Todd is admittedly not someone capable of pretending to be fulfilled by something that isn’t engaging him. “I’m the type of guy where I wear my emotions on my sleeve. If I’m not liking something, I can’t mask it … I don’t feel good about it.” Today, Todd is closer to the eye of the tornado than he has ever been. Even with a variety of new projects, including custom furniture for Jilly’s Ice Cream Bar and 16 new tables for residential clients, the early hardships stay with him. “It was about hanging on … not to sound grim, but I think most people realize that life can be really hard,” says Todd, who has certainly experienced his share.

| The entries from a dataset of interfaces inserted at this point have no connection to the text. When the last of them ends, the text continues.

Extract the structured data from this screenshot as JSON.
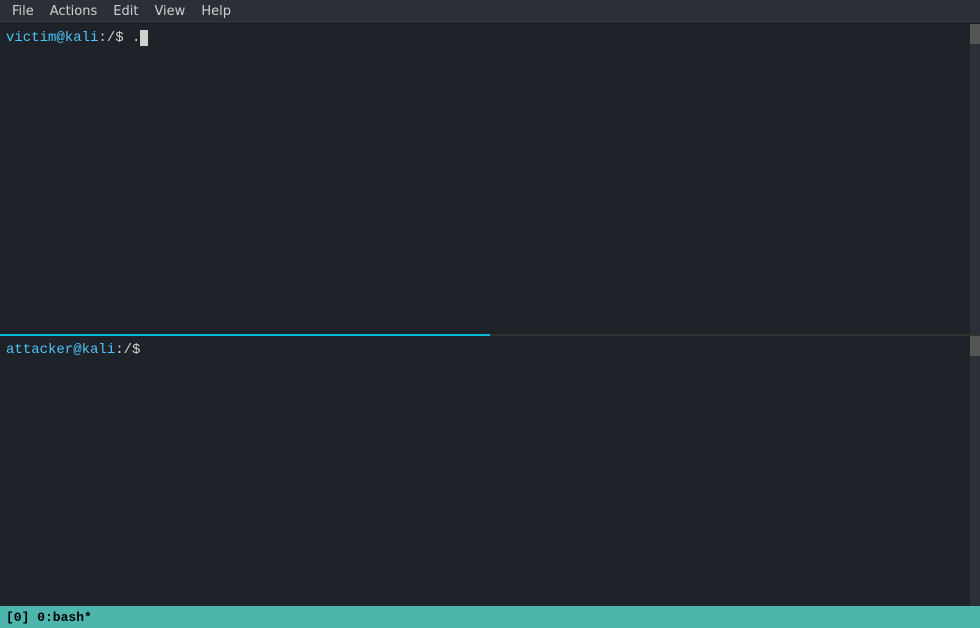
{
  "menubar": {
    "items": [
      "File",
      "Actions",
      "Edit",
      "View",
      "Help"
    ]
  },
  "terminal": {
    "pane_top": {
      "prompt_user": "victim@kali",
      "prompt_path": ":/",
      "prompt_dollar": "$",
      "prompt_input": " ."
    },
    "pane_bottom": {
      "prompt_user": "attacker@kali",
      "prompt_path": ":/",
      "prompt_dollar": "$"
    }
  },
  "statusbar": {
    "text": "[0] 0:bash*"
  }
}
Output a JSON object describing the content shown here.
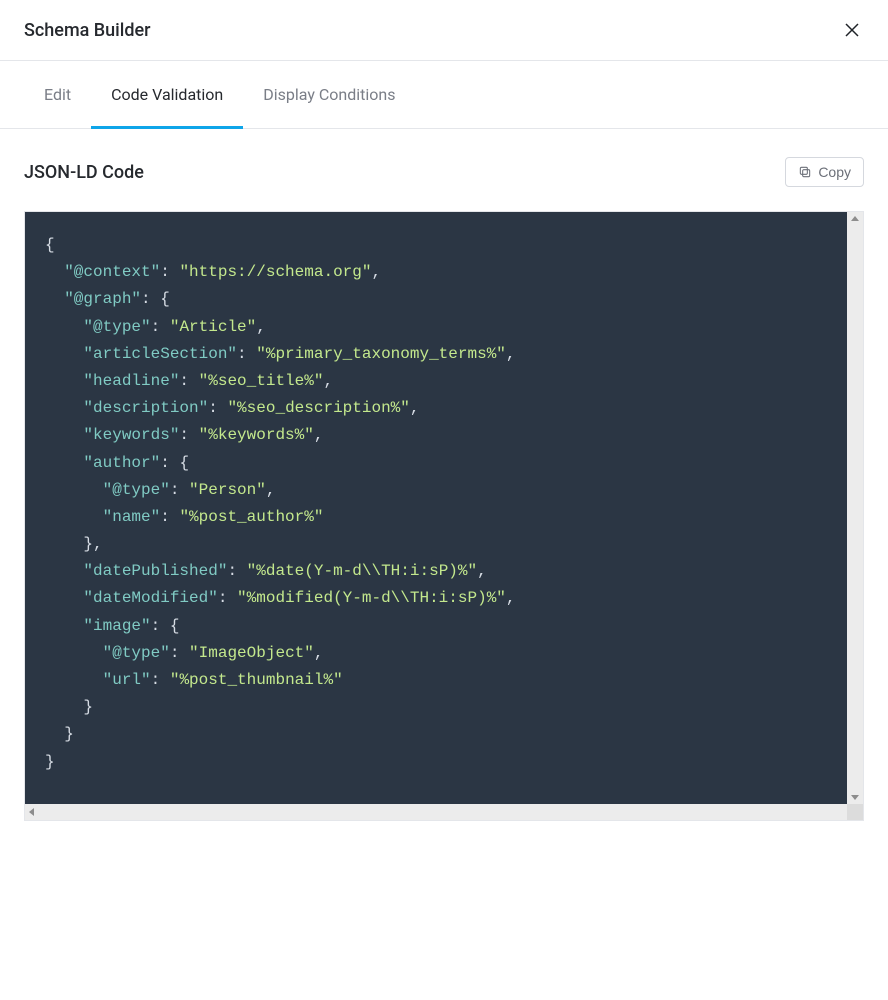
{
  "header": {
    "title": "Schema Builder"
  },
  "tabs": {
    "edit": "Edit",
    "validation": "Code Validation",
    "conditions": "Display Conditions",
    "active": "validation"
  },
  "section": {
    "title": "JSON-LD Code",
    "copy_label": "Copy"
  },
  "code": {
    "context_key": "\"@context\"",
    "context_val": "\"https://schema.org\"",
    "graph_key": "\"@graph\"",
    "type_key": "\"@type\"",
    "type_val": "\"Article\"",
    "articleSection_key": "\"articleSection\"",
    "articleSection_val": "\"%primary_taxonomy_terms%\"",
    "headline_key": "\"headline\"",
    "headline_val": "\"%seo_title%\"",
    "description_key": "\"description\"",
    "description_val": "\"%seo_description%\"",
    "keywords_key": "\"keywords\"",
    "keywords_val": "\"%keywords%\"",
    "author_key": "\"author\"",
    "author_type_key": "\"@type\"",
    "author_type_val": "\"Person\"",
    "author_name_key": "\"name\"",
    "author_name_val": "\"%post_author%\"",
    "datePublished_key": "\"datePublished\"",
    "datePublished_val": "\"%date(Y-m-d\\\\TH:i:sP)%\"",
    "dateModified_key": "\"dateModified\"",
    "dateModified_val": "\"%modified(Y-m-d\\\\TH:i:sP)%\"",
    "image_key": "\"image\"",
    "image_type_key": "\"@type\"",
    "image_type_val": "\"ImageObject\"",
    "image_url_key": "\"url\"",
    "image_url_val": "\"%post_thumbnail%\""
  }
}
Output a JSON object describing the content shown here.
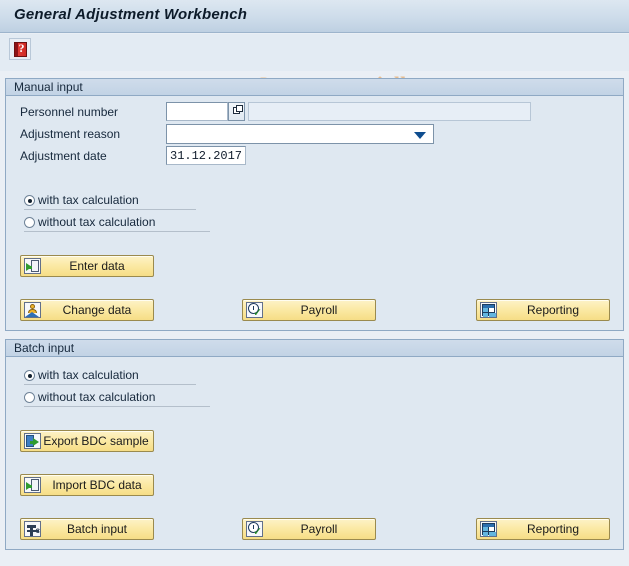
{
  "window": {
    "title": "General Adjustment Workbench"
  },
  "toolbar": {
    "help_icon": "help-book-icon",
    "watermark": "www.tutorialkart.com",
    "watermark_copyright": "©"
  },
  "manual_input": {
    "group_title": "Manual input",
    "fields": [
      {
        "label": "Personnel number",
        "value": "",
        "placeholder": ""
      },
      {
        "label": "Adjustment reason",
        "value": "",
        "placeholder": ""
      },
      {
        "label": "Adjustment date",
        "value": "31.12.2017",
        "placeholder": ""
      }
    ],
    "radios": [
      {
        "label": "with tax calculation",
        "selected": true
      },
      {
        "label": "without tax calculation",
        "selected": false
      }
    ],
    "buttons": [
      {
        "label": "Enter data",
        "icon": "import-document-icon"
      },
      {
        "label": "Change data",
        "icon": "person-mountain-icon"
      },
      {
        "label": "Payroll",
        "icon": "clock-check-icon"
      },
      {
        "label": "Reporting",
        "icon": "table-grid-icon"
      }
    ]
  },
  "batch_input": {
    "group_title": "Batch input",
    "radios": [
      {
        "label": "with tax calculation",
        "selected": true
      },
      {
        "label": "without tax calculation",
        "selected": false
      }
    ],
    "buttons": [
      {
        "label": "Export BDC sample",
        "icon": "export-document-icon"
      },
      {
        "label": "Import BDC data",
        "icon": "import-document-icon"
      },
      {
        "label": "Batch input",
        "icon": "batch-pipe-icon"
      },
      {
        "label": "Payroll",
        "icon": "clock-check-icon"
      },
      {
        "label": "Reporting",
        "icon": "table-grid-icon"
      }
    ]
  },
  "colors": {
    "titlebar": "#cddcea",
    "panel_bg": "#dfe8f1",
    "panel_border": "#8fa9c4",
    "button_face": "#fbeaa6",
    "button_border": "#9a8a4e",
    "page_bg": "#eaeff5",
    "watermark": "#e7bb8c"
  }
}
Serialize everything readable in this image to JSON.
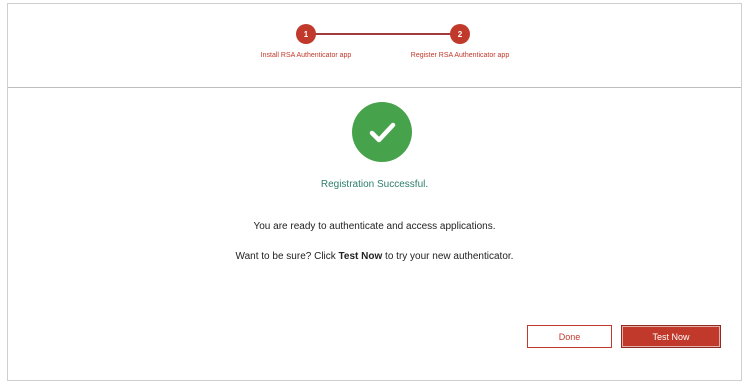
{
  "stepper": {
    "step1": {
      "number": "1",
      "label": "Install RSA Authenticator app"
    },
    "step2": {
      "number": "2",
      "label": "Register RSA Authenticator app"
    }
  },
  "status": {
    "title": "Registration Successful.",
    "message": "You are ready to authenticate and access applications.",
    "test_prefix": "Want to be sure? Click ",
    "test_bold": "Test Now",
    "test_suffix": " to try your new authenticator."
  },
  "buttons": {
    "done": "Done",
    "test_now": "Test Now"
  },
  "colors": {
    "accent": "#c0392b",
    "success": "#47a34b",
    "success_text": "#2e7d6b"
  },
  "icons": {
    "status": "check-circle-icon"
  }
}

“You think, ‘Why did I bring this child into this world? Because you want only the best for them, but you know they’re going to experience some things in life. Somebody’s going to break their heart. They’re going to have letdowns.” But Todd isn’t cynical; quite the opposite. He believes in taking chances, like others did on him. Before retreating back into a cloud of sawdust and sweat, Todd excitedly discusses his plans to have a formal wedding next year for his upcoming anniversary, as they didn’t have enough money for one when they got married ten years ago in a Toronto court house. But before then, you’ll find Todd and his assistants busily laboring over large planks of wood that will become cabinets, chairs, tables, and anything else a client can dream up.
For more information about Mwanzi, visit www.mwanzi.com.